Today’s guest post comes from Lydia Bals, who presents project PERFECT’s recent insights on competences in purchasing & supply management.

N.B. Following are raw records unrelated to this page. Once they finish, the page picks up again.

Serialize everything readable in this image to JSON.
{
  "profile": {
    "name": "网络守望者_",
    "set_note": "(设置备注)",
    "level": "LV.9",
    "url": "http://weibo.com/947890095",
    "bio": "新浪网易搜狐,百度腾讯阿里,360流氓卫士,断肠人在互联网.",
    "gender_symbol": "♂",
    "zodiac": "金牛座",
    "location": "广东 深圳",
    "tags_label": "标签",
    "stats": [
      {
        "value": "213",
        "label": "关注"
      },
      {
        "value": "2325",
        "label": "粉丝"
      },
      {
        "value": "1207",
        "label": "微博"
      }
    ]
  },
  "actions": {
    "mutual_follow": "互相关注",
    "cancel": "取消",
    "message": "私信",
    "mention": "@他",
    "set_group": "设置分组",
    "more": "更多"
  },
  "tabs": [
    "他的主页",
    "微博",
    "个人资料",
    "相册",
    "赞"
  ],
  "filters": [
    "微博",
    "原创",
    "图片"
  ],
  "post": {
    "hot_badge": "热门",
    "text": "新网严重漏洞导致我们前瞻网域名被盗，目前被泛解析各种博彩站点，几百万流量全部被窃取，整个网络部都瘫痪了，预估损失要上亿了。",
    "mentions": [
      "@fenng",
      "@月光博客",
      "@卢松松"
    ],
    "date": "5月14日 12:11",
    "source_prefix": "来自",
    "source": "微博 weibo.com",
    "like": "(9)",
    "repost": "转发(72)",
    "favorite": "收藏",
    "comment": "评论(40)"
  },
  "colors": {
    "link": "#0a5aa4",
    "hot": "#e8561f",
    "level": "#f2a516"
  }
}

Professional purchasing & supply management (PSM) forms the link between a complex network of internal and external stakeholders with increasing international dependencies and performance requirements. As part of the PERFECT project (Purchasing Education and Research for European Competence Transfer) a group of researchers conducted case study research to identify individual buyer competences, knowledge and skills that are required to cope with such current requirements and prepare for future trends. In total, 46 interviews were conducted with representatives from 16 companies, standing for various industries in the European Union, and differing in their sizes and business models. The practitioners emphasized that PSM employees should possess both operational and basic PSM knowledge as well as competences related to communication and relationship management. In terms of specific future competences, “sustainability” and “digitization” stood out. Digitization is expected to particularly impact PSM operational tasks with regards to automation: Sub functions, especially taking care of the purchase-to-pay process, are expected to disappear. As a result, companies are advised to qualify personnel accordingly to facilitate their transfer to other, more strategic roles. Regarding the strategic PSM tasks, looking at the source-to-contract process, the critical question for the future is how technology will enable different ways of working, e.g. by application of big data analytics. As these are newer competence areas, the practitioners indicated that a breakdown of knowledge and competences for “sustainability” and “digitization” is needed to prepare employees as well as students adequately for such future developments. For more information, see the full Project PERFECT Intellectual Output 2 White Paper.
Lydia Bals is Professor of Supply Chain & Operations Management at the University of Applied Sciences Mainz and affiliated with the Department of Strategic Management & Globalization, Copenhagen Business School. She was the project lead for the PERFECT case study data collection and analysis.
I am pleased to announce that our new article, The Human Factor in SCM: Introducing a Meta-theory of Behavioral Supply Chain Management, which I co-authored with Timm Schorsch and Carl Marcus Wallenburg, has now been published by the International Journal of Physical Distribution & Logistics Management. Our article provides a comprehensive overview of the behavioral supply chain management (BSCM) research landscape. In addition, we present a meta-theory of BSCM that encompasses all central elements of the research field. We also formulate five promising future research opportunities: Research being conducted in this area could (1) integrate cognitive and social psychological research, (2) apply a holistic view to decision-making and problem solving, (3) strengthen the concept of emergence and apply meso-level theory approaches, (4) complement our meta-theory, and (5) broaden the scope of inventory and capacity decision-making. We are confident that the critical discussions in our article and the formulated research opportunities will help scholars in positioning their own research to enhance its contribution.
A copy of our article can be requested via ResearchGate.
Schorsch, T., Wallenburg, C.M., & Wieland, A. (2017). The Human Factor in SCM: Introducing a Meta-theory of Behavioral Supply Chain Management. International Journal of Physical Distribution & Logistics Management, 47 (4), 238-262 DOI: 10.1108/IJPDLM-10-2015-0268